Ancient History

Old World Map

The Ph.D. program in Ancient History at Brown is an interdisciplinary program established jointly by the departments of Classics and History to train ancient historians to meet the needs and goals outlined in the following paragraphs. “Ancient history” comprises primarily classical Greek and Roman history, including the history of late antiquity.

The program offers considerable scope for students who wish to explore intersecting areas in the broad field of ancient history. Students on the PhD program have real scope to choose courses that they feel will enhance their research interests and skills.

Most of all, such a program must emphasize the intellectual challenge and excitement of moving among various fields, of interdisciplinary interaction and collaboration, and of developing the larger and broader conceptions that can be fostered through comparative history. Students trained as historians and classicists may be expected to be attractive to both types of departments and thus to have broader prospects for a productive career in either.

Ancient History Graduate Program Handbook

Candidates are admitted into the program by either the Classics or the History Department. The admitting department assumes financial responsibility for all candidates it admits to the program. All applicants to the program should upload their materials directly to the Ancient History portal and indicate by checking the appropriate box whether they wish to be evaluated by the Classics Department or by the History Department. Please consult with the Director of Graduate Studies for the Ancient History Program to discuss which of the two routes will be best suited for your application to the program.

 

Criteria for Admission

Applications are assessed on a holistic basis, but candidates admitted to the program will normally have a minimum of three years of Greek and Latin. Candidates have to meet the following criteria: advanced level in Latin and Greek; reading knowledge in one of four modern foreign languages (German, French, Italian, and Spanish) that are most important for research in ancient history. Students are strongly encouraged to attain these levels before applying (if necessary, for example, by attending a post-baccalaureate program).

Duration of Funding

The program is designed to take five years.  Students are funded by the sponsoring programs and, when available, through fellowships designated for advanced students in the program.

The program is operated and supervised by a Director of Graduate Studies (currently Professor Graham Oliver (Classics and History) in consultation with an Executive Committee comprised of other Brown faculty in Ancient History, currently Professors John Bodel and Graham Oliver (Classics and History), Ken Sacks (History and Classics), Adele Scafuro (Classics), and Associate Professor Jonathan Conant (History and Classics).  An Assistant Professorship in Roman History will be advertised and filled during 2018-2019.

Tenured faculty contributing to the program, in addition to the ancient historians mentioned previously, are drawn from the departments of Classics: John Cherry (Greek and Roman archaeology), Johanna Hanink (Greek culture and reception); History: Amy Remensnyder (European Middle Ages); Archaeology: Peter van Dommelen (Western Mediterranean, Phoenician-Punic archaeology); Egyptology and Assyriology: Laurel Bestock (Egyptology); Matthew Rutz (social and political history of Late Bronze Age Syria; Babylonian/Assyrian documents), and John Steele (Exact Sciences, Mesopotamia); Religious Studies: Michael Satlow (Hellenistic and Roman Judaism), Susan Harvey (early Christianity, Syriac), and Nancy Khalek (early Islam). Untenured faculty who contribute to the program include, in Archaeology: Felipe Rojas (Greek and Roman Anatolia); in History: Brian Lander (Qin and Han China, environmental history).

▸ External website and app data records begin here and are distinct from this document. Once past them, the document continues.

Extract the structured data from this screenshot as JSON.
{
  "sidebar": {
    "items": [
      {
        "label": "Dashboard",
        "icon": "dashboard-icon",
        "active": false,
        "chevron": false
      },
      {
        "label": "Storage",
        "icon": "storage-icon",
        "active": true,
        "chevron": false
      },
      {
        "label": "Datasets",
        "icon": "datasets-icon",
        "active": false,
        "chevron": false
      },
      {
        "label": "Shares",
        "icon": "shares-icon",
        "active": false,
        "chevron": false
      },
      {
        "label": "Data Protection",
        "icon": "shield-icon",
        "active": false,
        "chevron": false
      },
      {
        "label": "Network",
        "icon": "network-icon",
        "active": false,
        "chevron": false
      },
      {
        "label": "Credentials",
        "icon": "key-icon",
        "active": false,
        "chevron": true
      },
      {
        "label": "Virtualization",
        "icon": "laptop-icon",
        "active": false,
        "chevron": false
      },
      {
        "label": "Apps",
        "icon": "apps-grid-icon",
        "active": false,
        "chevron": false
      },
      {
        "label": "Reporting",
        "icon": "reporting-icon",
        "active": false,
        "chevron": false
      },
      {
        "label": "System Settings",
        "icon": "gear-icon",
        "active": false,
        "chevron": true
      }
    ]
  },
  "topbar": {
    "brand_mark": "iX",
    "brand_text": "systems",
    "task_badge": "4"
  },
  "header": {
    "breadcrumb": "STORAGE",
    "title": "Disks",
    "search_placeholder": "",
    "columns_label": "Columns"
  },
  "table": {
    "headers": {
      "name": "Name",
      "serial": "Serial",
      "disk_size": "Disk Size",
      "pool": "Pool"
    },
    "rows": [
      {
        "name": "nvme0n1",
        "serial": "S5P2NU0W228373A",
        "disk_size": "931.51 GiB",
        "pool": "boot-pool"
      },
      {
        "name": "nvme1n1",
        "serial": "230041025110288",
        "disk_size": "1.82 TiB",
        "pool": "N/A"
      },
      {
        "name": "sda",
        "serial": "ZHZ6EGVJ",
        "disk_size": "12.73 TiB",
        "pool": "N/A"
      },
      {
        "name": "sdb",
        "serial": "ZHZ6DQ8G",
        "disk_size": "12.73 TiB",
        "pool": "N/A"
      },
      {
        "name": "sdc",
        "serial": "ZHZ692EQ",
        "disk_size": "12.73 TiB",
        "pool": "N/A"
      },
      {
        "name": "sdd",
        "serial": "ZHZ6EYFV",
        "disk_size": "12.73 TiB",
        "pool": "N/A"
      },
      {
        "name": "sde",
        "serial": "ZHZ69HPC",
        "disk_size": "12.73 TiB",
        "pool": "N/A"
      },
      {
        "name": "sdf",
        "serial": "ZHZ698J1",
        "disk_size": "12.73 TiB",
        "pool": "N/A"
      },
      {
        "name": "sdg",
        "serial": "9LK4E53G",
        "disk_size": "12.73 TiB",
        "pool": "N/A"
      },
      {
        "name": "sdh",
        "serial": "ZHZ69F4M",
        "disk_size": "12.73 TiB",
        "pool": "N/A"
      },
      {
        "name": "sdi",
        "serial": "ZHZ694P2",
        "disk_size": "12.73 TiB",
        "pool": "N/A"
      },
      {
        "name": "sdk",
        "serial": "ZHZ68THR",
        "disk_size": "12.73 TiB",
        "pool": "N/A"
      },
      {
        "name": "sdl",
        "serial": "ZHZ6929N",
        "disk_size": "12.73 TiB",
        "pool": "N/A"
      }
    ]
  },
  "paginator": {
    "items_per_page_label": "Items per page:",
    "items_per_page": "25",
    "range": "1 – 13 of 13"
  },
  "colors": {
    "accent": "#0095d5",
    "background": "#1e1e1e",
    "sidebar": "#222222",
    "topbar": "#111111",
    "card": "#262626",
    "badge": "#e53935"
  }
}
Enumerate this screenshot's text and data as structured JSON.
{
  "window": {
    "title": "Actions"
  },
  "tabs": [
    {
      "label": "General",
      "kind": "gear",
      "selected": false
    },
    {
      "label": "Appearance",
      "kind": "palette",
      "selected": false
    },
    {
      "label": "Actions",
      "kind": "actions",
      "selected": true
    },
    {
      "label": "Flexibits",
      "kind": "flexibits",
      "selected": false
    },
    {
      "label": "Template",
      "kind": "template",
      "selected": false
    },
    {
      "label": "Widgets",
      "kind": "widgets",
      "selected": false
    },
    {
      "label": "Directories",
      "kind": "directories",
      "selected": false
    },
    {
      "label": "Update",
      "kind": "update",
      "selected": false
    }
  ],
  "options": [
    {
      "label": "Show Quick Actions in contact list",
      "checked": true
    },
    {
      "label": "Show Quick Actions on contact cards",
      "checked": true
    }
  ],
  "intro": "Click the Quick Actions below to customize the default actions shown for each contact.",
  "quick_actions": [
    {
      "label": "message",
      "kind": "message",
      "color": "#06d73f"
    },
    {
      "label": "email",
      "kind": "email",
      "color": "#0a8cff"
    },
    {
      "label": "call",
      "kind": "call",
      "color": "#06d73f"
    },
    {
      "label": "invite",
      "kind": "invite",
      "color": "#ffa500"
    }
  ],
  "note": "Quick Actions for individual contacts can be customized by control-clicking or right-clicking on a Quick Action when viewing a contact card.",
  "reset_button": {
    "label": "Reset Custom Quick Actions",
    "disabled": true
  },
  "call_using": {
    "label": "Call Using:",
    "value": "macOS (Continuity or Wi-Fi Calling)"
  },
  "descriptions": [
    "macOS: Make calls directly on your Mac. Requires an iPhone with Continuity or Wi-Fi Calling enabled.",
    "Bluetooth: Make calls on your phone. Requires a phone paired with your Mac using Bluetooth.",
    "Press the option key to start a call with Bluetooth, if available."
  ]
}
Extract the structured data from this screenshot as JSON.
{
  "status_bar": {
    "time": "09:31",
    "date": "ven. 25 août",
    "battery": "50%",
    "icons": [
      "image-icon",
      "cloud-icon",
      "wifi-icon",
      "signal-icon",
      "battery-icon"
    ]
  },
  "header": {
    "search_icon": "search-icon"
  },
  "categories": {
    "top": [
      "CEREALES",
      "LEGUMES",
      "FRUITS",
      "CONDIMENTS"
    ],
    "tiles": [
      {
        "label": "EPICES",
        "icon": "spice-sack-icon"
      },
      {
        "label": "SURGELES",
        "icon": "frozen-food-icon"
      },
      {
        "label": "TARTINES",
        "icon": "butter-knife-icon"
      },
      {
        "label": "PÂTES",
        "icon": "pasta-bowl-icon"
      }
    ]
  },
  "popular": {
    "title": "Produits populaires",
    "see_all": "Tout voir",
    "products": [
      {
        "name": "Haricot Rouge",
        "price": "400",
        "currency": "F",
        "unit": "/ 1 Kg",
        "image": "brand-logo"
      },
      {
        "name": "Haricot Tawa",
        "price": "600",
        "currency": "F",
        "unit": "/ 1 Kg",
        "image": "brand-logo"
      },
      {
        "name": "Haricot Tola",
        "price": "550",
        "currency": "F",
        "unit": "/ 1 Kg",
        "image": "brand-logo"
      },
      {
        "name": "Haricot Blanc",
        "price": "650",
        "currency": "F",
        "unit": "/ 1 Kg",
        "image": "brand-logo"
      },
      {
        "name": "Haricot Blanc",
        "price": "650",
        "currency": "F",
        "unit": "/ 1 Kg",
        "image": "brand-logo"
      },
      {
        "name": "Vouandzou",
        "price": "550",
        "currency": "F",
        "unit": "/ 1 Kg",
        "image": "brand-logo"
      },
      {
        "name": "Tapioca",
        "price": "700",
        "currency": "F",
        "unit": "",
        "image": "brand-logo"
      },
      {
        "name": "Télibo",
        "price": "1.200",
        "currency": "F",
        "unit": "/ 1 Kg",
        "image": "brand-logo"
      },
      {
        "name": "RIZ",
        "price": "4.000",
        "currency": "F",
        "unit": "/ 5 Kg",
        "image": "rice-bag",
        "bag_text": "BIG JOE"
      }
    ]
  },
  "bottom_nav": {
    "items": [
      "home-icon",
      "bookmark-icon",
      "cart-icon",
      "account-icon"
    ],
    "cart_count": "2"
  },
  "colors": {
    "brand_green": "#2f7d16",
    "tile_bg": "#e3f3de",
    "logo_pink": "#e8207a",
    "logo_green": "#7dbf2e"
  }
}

Students will select courses that develop areas of interest that suit their specific needs. Apart from courses in the ancient languages and histories, students will take the graduate colloquium on historical methodologies in the Department of History (typically in semester three), and, in the Department of Classics, the proseminar on methodologies and ancillary disciplines (typically semester one). Students in the program are expected to demonstrate, through successful completion of an appropriate course or a written exam, competence in (a) one ancillary field (normally one of the following: epigraphy, archeology, numismatics, papyrology, or art history) and (b) two literature/author Classics courses (including one poetry or literature survey course).

Students are expected to take the preliminary exam by the end of the sixth semester.   This exam will consist of a three-hour oral examination in two major fields:  Greek history (from the archaic to the end of the Hellenistic period) and Roman history (from the beginning to Justinian).  There will be one examiner in each field and one presider; the other members of the Ancient History faculty are invited to attend.

After passing the preliminary exam, students will choose a dissertation topic in ancient history. The dissertation committee will consist of three faculty who are best able to advise the student on the chosen topic; at least two of these must be among the program’s contributing faculty. No later than three months after passing the Preliminary Exam, students will submit a written dissertation prospectus, a substantial essay setting forth the problematique, a plan of research, and bibliography. This will be assessed by two Faculty members. 

Students who have graduated from the program have found employment in both academic and non-academic positions:

Joseph Kurz (2017) Teacher, Francis Parker School, San Diego

Dominic Machado (2017)  Assistant Professor of Classics, College of the Holy Cross

Bryan Brinkmann (2016)  Lecturer, Modern and Classical Languages, Missouri State University

David Yates (2010) Associate Professor of Classical Studies, Millsaps College